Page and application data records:
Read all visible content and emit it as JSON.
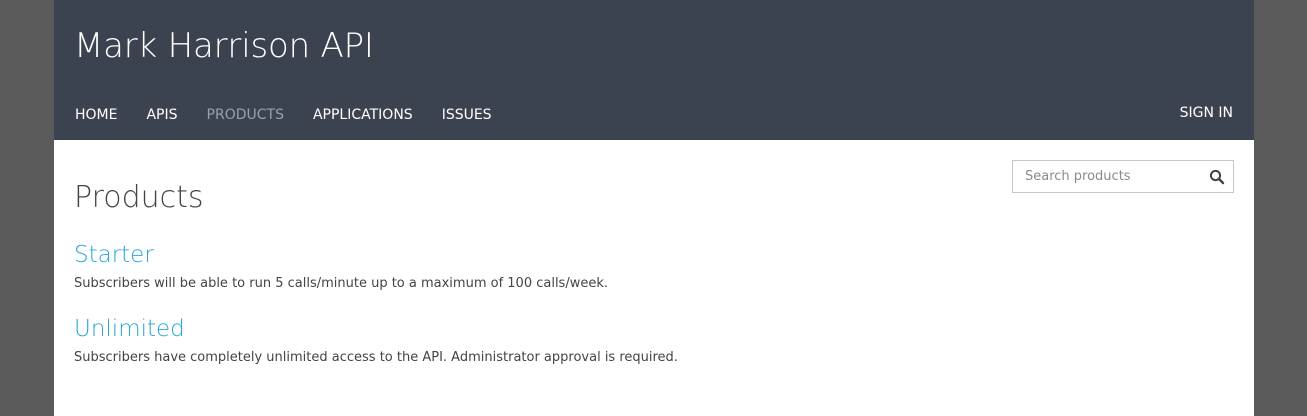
{
  "header": {
    "title": "Mark Harrison API",
    "nav": [
      {
        "label": "HOME",
        "active": false
      },
      {
        "label": "APIS",
        "active": false
      },
      {
        "label": "PRODUCTS",
        "active": true
      },
      {
        "label": "APPLICATIONS",
        "active": false
      },
      {
        "label": "ISSUES",
        "active": false
      }
    ],
    "signin_label": "SIGN IN"
  },
  "search": {
    "placeholder": "Search products",
    "value": "",
    "icon": "search-icon"
  },
  "main": {
    "title": "Products",
    "products": [
      {
        "name": "Starter",
        "description": "Subscribers will be able to run 5 calls/minute up to a maximum of 100 calls/week."
      },
      {
        "name": "Unlimited",
        "description": "Subscribers have completely unlimited access to the API. Administrator approval is required."
      }
    ]
  },
  "colors": {
    "header_bg": "#3c4350",
    "link": "#2aa6d6",
    "active_nav": "#98a0aa",
    "outer_bg": "#5a5a5a"
  }
}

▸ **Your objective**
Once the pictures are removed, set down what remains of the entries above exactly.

▸ **Exercise result**
Read all visible content and emit it as JSON.
{
  "header": {
    "title": "Mark Harrison API",
    "nav": [
      {
        "label": "HOME",
        "active": false
      },
      {
        "label": "APIS",
        "active": false
      },
      {
        "label": "PRODUCTS",
        "active": true
      },
      {
        "label": "APPLICATIONS",
        "active": false
      },
      {
        "label": "ISSUES",
        "active": false
      }
    ],
    "signin_label": "SIGN IN"
  },
  "search": {
    "placeholder": "Search products",
    "value": "",
    "icon": "search-icon"
  },
  "main": {
    "title": "Products",
    "products": [
      {
        "name": "Starter",
        "description": "Subscribers will be able to run 5 calls/minute up to a maximum of 100 calls/week."
      },
      {
        "name": "Unlimited",
        "description": "Subscribers have completely unlimited access to the API. Administrator approval is required."
      }
    ]
  },
  "colors": {
    "header_bg": "#3c4350",
    "link": "#2aa6d6",
    "active_nav": "#98a0aa",
    "outer_bg": "#5a5a5a"
  }
}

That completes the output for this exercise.